- _Description of the task_: Filter the lines below, copying only those with the string "JSON".

* * *

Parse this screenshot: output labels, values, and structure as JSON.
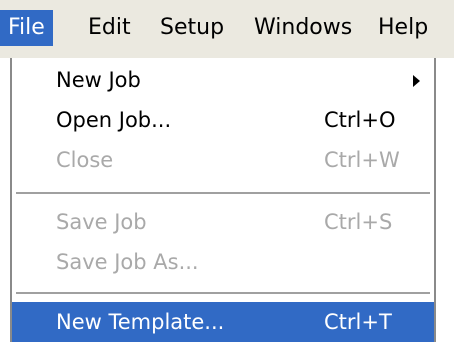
{
  "menubar": {
    "items": [
      {
        "label": "File"
      },
      {
        "label": "Edit"
      },
      {
        "label": "Setup"
      },
      {
        "label": "Windows"
      },
      {
        "label": "Help"
      }
    ]
  },
  "file_menu": {
    "items": [
      {
        "label": "New Job",
        "shortcut": "",
        "submenu_icon": "submenu-arrow-icon"
      },
      {
        "label": "Open Job...",
        "shortcut": "Ctrl+O"
      },
      {
        "label": "Close",
        "shortcut": "Ctrl+W",
        "disabled": true
      },
      {
        "label": "Save Job",
        "shortcut": "Ctrl+S",
        "disabled": true
      },
      {
        "label": "Save Job As...",
        "shortcut": "",
        "disabled": true
      },
      {
        "label": "New Template...",
        "shortcut": "Ctrl+T",
        "highlighted": true
      }
    ]
  },
  "colors": {
    "highlight": "#316ac5",
    "menubar_bg": "#ebe9e0",
    "disabled_text": "#a9a9a9"
  }
}
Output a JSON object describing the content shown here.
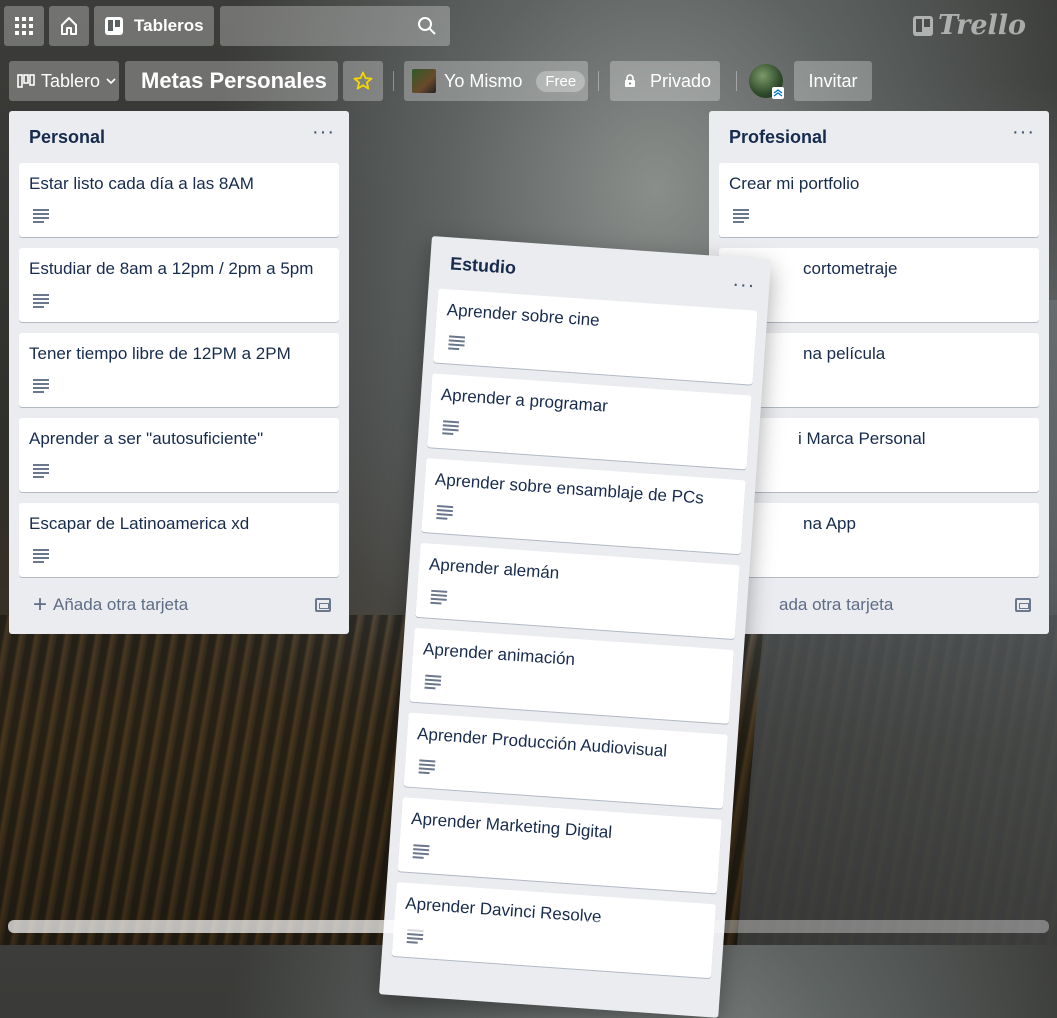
{
  "header": {
    "boards_label": "Tableros",
    "search_placeholder": "",
    "logo_text": "Trello"
  },
  "board_bar": {
    "view_label": "Tablero",
    "board_title": "Metas Personales",
    "team_name": "Yo Mismo",
    "team_badge": "Free",
    "visibility_label": "Privado",
    "invite_label": "Invitar"
  },
  "lists": [
    {
      "title": "Personal",
      "cards": [
        "Estar listo cada día a las 8AM",
        "Estudiar de 8am a 12pm / 2pm a 5pm",
        "Tener tiempo libre de 12PM a 2PM",
        "Aprender a ser \"autosuficiente\"",
        "Escapar de Latinoamerica xd"
      ],
      "add_card_label": "Añada otra tarjeta"
    },
    {
      "title": "Profesional",
      "cards": [
        "Crear mi portfolio",
        "cortometraje",
        "na película",
        "i Marca Personal",
        "na App"
      ],
      "add_card_label": "ada otra tarjeta"
    }
  ],
  "dragging_list": {
    "title": "Estudio",
    "cards": [
      "Aprender sobre cine",
      "Aprender a programar",
      "Aprender sobre ensamblaje de PCs",
      "Aprender alemán",
      "Aprender animación",
      "Aprender Producción Audiovisual",
      "Aprender Marketing Digital",
      "Aprender Davinci Resolve"
    ]
  },
  "colors": {
    "list_bg": "#ebecf0",
    "card_text": "#172b4d",
    "star": "#f2d600"
  }
}
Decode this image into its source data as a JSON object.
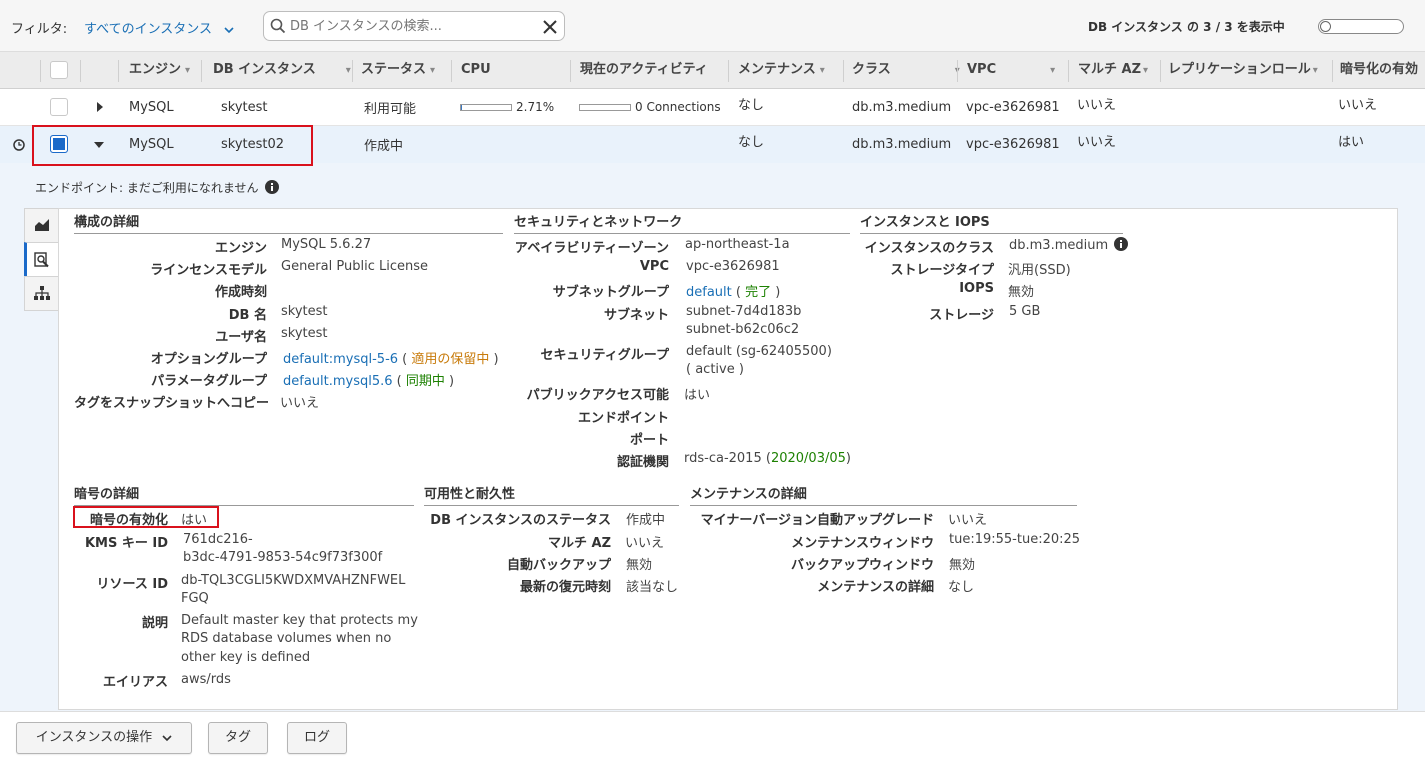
{
  "filter": {
    "label": "フィルタ:",
    "selected": "すべてのインスタンス",
    "search_placeholder": "DB インスタンスの検索...",
    "count_text": "DB インスタンス の 3 / 3 を表示中"
  },
  "table": {
    "headers": {
      "engine": "エンジン",
      "db_instance": "DB インスタンス",
      "status": "ステータス",
      "cpu": "CPU",
      "activity": "現在のアクティビティ",
      "maintenance": "メンテナンス",
      "class": "クラス",
      "vpc": "VPC",
      "multi_az": "マルチ AZ",
      "replication": "レプリケーションロール",
      "encryption": "暗号化の有効"
    },
    "rows": [
      {
        "engine": "MySQL",
        "instance": "skytest",
        "status": "利用可能",
        "cpu_text": "2.71%",
        "cpu_percent": 2.71,
        "activity": "0 Connections",
        "maintenance": "なし",
        "class": "db.m3.medium",
        "vpc": "vpc-e3626981",
        "multi_az": "いいえ",
        "encryption": "いいえ"
      },
      {
        "engine": "MySQL",
        "instance": "skytest02",
        "status": "作成中",
        "maintenance": "なし",
        "class": "db.m3.medium",
        "vpc": "vpc-e3626981",
        "multi_az": "いいえ",
        "encryption": "はい"
      }
    ]
  },
  "detail": {
    "endpoint_note": "エンドポイント: まだご利用になれません",
    "config": {
      "title": "構成の詳細",
      "engine_l": "エンジン",
      "engine_v": "MySQL 5.6.27",
      "license_l": "ラインセンスモデル",
      "license_v": "General Public License",
      "created_l": "作成時刻",
      "dbname_l": "DB 名",
      "dbname_v": "skytest",
      "user_l": "ユーザ名",
      "user_v": "skytest",
      "optgroup_l": "オプショングループ",
      "optgroup_link": "default:mysql-5-6",
      "optgroup_status": "適用の保留中",
      "paramgroup_l": "パラメータグループ",
      "paramgroup_link": "default.mysql5.6",
      "paramgroup_status": "同期中",
      "tagcopy_l": "タグをスナップショットへコピー",
      "tagcopy_v": "いいえ"
    },
    "security": {
      "title": "セキュリティとネットワーク",
      "az_l": "アベイラビリティーゾーン",
      "az_v": "ap-northeast-1a",
      "vpc_l": "VPC",
      "vpc_v": "vpc-e3626981",
      "subnetgroup_l": "サブネットグループ",
      "subnetgroup_link": "default",
      "subnetgroup_status": "完了",
      "subnet_l": "サブネット",
      "subnet_v1": "subnet-7d4d183b",
      "subnet_v2": "subnet-b62c06c2",
      "secgroup_l": "セキュリティグループ",
      "secgroup_v": "default (sg-62405500)",
      "secgroup_state": "( active )",
      "public_l": "パブリックアクセス可能",
      "public_v": "はい",
      "endpoint_l": "エンドポイント",
      "port_l": "ポート",
      "ca_l": "認証機関",
      "ca_v": "rds-ca-2015",
      "ca_date": "2020/03/05"
    },
    "iops": {
      "title": "インスタンスと IOPS",
      "class_l": "インスタンスのクラス",
      "class_v": "db.m3.medium",
      "storage_type_l": "ストレージタイプ",
      "storage_type_v": "汎用(SSD)",
      "iops_l": "IOPS",
      "iops_v": "無効",
      "storage_l": "ストレージ",
      "storage_v": "5 GB"
    },
    "encryption": {
      "title": "暗号の詳細",
      "enabled_l": "暗号の有効化",
      "enabled_v": "はい",
      "kms_l": "KMS キー ID",
      "kms_v1": "761dc216-",
      "kms_v2": "b3dc-4791-9853-54c9f73f300f",
      "resource_l": "リソース ID",
      "resource_v1": "db-TQL3CGLI5KWDXMVAHZNFWEL",
      "resource_v2": "FGQ",
      "desc_l": "説明",
      "desc_v1": "Default master key that protects my",
      "desc_v2": "RDS database volumes when no",
      "desc_v3": "other key is defined",
      "alias_l": "エイリアス",
      "alias_v": "aws/rds"
    },
    "availability": {
      "title": "可用性と耐久性",
      "status_l": "DB インスタンスのステータス",
      "status_v": "作成中",
      "multiaz_l": "マルチ AZ",
      "multiaz_v": "いいえ",
      "backup_l": "自動バックアップ",
      "backup_v": "無効",
      "restore_l": "最新の復元時刻",
      "restore_v": "該当なし"
    },
    "maintenance": {
      "title": "メンテナンスの詳細",
      "minor_l": "マイナーバージョン自動アップグレード",
      "minor_v": "いいえ",
      "window_l": "メンテナンスウィンドウ",
      "window_v": "tue:19:55-tue:20:25",
      "backup_window_l": "バックアップウィンドウ",
      "backup_window_v": "無効",
      "detail_l": "メンテナンスの詳細",
      "detail_v": "なし"
    }
  },
  "footer": {
    "actions": "インスタンスの操作",
    "tags": "タグ",
    "logs": "ログ"
  },
  "colors": {
    "link": "#1a6fb5",
    "ok": "#1d8102",
    "pending": "#c87b0b",
    "bad": "#b51f1f",
    "highlight": "#d9111c"
  }
}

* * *

- _Your solution_:
Parse this screenshot: output labels, values, and structure as JSON.
Output a JSON object describing the content shown here.
Decode this image into its source data as a JSON object.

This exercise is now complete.